Last month, the government pledged to fully fund the first year of the Agenda for Change pay deal – but there were always going to be some grey areas likely to hit providers with extra costs.
In his last days in office, former health and social care secretary Jeremy Hunt offered assurance that funding was also being offered for thousands of AfC staff employed by NHS subsidiary companies, social enterprises, or outsourced services – as well as those directly employed by the NHS.
But further details of this “eligibility” have now emerged in a letter to trusts from NHS Improvement, which says the offer only covers those organisations which are “dynamically” using the AfC contract “in full for both existing and future staff”.
This means additional funding will not be provided for staff who have retained their AfC terms and conditions after transferring into non-NHS bodies, unless the body is still employing new staff on AfC.
The letter confirms that most subsidiaries and outsourced services will not meet these criteria.
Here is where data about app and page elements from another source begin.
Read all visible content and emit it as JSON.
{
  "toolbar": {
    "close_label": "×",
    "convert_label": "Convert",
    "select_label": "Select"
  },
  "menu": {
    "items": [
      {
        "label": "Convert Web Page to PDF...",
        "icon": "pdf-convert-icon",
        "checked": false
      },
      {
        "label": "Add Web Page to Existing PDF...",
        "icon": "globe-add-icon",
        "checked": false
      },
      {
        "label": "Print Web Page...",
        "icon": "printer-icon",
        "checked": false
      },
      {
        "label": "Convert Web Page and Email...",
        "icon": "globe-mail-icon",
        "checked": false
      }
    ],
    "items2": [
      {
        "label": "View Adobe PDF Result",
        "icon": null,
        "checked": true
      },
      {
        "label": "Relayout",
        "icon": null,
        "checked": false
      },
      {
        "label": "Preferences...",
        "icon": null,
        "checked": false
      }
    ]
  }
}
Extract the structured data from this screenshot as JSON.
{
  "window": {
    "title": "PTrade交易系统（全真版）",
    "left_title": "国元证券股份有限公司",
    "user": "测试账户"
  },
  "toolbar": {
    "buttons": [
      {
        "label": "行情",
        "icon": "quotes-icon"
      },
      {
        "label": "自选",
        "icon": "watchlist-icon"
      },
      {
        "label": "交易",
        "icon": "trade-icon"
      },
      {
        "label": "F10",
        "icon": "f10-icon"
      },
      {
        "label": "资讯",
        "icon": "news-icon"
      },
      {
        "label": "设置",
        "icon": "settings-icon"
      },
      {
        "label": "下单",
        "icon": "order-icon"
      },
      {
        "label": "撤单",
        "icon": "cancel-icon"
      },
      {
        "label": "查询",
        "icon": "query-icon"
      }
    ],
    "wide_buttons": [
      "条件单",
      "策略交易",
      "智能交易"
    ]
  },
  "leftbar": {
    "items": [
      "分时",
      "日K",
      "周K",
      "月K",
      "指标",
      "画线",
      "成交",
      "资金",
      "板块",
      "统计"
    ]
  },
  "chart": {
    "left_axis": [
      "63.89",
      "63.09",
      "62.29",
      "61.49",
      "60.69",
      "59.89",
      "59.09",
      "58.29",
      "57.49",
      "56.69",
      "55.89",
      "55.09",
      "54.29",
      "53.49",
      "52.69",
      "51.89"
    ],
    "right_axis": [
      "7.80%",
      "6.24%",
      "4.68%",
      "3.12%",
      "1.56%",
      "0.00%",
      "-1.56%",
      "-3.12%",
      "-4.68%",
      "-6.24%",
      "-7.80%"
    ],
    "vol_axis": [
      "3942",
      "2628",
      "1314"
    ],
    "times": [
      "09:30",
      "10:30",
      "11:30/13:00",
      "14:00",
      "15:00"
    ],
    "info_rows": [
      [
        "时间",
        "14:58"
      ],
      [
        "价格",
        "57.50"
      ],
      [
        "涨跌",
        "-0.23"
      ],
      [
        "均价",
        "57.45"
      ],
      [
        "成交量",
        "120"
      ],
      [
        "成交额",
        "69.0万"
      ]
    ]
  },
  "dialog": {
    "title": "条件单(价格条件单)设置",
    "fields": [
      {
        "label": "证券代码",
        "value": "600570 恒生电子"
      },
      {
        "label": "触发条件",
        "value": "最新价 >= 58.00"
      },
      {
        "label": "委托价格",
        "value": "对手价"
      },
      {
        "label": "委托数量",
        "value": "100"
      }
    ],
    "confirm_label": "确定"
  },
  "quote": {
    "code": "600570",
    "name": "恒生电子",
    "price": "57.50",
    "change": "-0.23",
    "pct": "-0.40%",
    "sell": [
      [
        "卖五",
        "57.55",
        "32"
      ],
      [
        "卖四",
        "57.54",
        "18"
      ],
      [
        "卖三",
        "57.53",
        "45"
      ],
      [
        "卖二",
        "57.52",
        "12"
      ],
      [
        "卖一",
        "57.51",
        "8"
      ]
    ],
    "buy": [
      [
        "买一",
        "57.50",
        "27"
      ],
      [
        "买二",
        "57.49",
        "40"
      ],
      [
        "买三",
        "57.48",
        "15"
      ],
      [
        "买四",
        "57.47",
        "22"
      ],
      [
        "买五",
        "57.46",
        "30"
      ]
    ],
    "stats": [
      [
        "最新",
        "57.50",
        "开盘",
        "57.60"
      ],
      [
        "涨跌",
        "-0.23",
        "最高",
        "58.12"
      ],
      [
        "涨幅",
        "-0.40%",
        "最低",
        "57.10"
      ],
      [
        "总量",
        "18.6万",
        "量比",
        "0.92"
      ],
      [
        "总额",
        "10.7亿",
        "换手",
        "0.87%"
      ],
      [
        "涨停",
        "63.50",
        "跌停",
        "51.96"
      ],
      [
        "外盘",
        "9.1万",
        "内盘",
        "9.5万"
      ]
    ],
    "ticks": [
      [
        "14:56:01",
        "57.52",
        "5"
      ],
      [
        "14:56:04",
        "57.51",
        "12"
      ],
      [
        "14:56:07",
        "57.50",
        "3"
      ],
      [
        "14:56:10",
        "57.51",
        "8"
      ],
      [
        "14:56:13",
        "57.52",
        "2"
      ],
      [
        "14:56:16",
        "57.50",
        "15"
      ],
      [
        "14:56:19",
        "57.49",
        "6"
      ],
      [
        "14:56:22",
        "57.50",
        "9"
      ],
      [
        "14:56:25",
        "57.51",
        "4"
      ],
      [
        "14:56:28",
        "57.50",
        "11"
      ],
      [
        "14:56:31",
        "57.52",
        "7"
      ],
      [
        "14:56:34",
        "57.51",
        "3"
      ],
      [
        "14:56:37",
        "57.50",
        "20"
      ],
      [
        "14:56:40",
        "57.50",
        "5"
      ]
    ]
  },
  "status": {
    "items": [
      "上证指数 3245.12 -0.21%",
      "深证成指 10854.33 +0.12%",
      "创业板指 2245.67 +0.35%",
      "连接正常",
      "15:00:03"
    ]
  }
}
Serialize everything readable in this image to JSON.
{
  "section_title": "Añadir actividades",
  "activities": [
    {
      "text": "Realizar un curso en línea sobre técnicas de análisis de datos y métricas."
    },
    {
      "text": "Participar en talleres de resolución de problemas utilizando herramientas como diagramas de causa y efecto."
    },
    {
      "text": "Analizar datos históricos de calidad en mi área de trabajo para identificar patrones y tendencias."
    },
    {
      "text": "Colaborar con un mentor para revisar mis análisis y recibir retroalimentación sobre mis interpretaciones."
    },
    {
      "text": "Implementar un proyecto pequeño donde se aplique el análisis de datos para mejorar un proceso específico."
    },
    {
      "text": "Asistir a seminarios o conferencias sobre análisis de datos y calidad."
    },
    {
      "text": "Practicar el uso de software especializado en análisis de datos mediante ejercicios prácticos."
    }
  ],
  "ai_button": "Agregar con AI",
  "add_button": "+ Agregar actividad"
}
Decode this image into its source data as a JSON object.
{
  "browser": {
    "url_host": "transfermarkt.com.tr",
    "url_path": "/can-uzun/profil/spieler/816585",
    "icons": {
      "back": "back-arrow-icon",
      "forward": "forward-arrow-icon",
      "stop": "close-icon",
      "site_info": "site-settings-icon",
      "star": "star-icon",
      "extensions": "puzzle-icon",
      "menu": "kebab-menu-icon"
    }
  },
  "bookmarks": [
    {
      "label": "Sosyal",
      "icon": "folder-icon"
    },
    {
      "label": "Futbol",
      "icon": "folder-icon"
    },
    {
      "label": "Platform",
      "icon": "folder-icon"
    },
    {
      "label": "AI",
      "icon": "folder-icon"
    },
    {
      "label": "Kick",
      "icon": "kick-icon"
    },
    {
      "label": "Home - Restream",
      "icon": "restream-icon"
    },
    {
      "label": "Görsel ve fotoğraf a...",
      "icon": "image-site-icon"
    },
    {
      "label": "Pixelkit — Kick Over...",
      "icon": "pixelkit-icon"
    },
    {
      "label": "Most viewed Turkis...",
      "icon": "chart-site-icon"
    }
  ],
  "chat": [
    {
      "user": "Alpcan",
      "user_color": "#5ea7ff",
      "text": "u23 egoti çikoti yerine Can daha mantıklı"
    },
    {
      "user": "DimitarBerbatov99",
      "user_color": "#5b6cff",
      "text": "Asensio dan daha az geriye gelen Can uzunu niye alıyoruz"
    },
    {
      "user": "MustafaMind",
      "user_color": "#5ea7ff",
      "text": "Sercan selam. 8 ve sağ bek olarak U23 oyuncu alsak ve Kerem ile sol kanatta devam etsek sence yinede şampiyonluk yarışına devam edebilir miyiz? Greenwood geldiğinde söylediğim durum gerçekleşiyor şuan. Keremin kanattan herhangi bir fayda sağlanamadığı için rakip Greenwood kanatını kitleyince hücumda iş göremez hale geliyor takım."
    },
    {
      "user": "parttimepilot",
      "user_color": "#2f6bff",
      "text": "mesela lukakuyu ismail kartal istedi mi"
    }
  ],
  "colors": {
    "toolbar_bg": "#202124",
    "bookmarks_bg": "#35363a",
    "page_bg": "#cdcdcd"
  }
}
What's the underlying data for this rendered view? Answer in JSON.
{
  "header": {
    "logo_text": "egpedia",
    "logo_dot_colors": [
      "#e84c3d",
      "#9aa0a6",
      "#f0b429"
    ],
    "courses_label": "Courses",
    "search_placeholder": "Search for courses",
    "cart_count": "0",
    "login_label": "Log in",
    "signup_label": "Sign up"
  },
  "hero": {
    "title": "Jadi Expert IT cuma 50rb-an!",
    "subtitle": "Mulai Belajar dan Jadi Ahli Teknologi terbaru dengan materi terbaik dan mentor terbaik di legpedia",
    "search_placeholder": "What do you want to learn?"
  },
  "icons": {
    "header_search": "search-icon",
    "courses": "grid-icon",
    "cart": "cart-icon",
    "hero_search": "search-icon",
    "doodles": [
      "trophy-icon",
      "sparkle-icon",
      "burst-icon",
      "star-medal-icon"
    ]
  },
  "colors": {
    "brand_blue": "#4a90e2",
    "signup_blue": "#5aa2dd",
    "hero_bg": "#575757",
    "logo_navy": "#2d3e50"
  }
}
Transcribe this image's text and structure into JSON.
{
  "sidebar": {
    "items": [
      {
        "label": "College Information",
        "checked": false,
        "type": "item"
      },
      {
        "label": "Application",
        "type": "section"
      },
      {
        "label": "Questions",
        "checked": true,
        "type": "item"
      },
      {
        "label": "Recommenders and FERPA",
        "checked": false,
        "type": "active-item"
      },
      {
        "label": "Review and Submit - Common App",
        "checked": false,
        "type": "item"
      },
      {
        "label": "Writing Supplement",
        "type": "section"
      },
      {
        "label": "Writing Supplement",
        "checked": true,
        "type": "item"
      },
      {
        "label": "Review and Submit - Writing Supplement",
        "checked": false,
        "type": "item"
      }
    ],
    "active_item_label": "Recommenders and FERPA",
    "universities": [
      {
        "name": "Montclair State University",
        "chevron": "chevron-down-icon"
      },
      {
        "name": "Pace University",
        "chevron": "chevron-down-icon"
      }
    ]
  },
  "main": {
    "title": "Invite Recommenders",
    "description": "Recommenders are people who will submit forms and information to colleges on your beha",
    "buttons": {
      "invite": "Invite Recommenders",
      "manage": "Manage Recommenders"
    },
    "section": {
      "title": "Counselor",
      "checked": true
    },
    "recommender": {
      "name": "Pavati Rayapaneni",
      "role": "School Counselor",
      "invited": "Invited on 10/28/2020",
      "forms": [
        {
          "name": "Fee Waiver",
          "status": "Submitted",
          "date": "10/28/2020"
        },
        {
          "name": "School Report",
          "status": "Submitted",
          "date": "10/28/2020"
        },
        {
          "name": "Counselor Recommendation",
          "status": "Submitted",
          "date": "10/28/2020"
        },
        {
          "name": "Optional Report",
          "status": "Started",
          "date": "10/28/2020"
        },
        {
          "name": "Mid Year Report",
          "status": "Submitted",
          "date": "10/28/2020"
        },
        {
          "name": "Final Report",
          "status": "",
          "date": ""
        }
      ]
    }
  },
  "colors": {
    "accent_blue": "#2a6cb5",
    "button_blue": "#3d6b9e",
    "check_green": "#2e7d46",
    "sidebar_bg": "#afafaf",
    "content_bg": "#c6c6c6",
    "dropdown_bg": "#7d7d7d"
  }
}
This has riled NHS Providers, which believes ministers have gone back on their funding commitment, and left quite a few trusts with unfunded extra costs and difficult “control totals” to meet.
It also offered up an “I told you so moment” for the Unison union, which has been heavily critical of trusts looking to phase out AfC for non-clinical staff by transferring them into subsidiaries.
Head of health Sara Gorton said: “It’s good to see that where employers have recognised the value of sticking with Agenda for Change, they will get the additional funding they need.
“But for those health workers who have been cut adrift from Agenda for Change, the future for their pay is uncertain and we risk a widening and damaging gap between directly employed staff and those who work alongside in contractors and arms length companies.”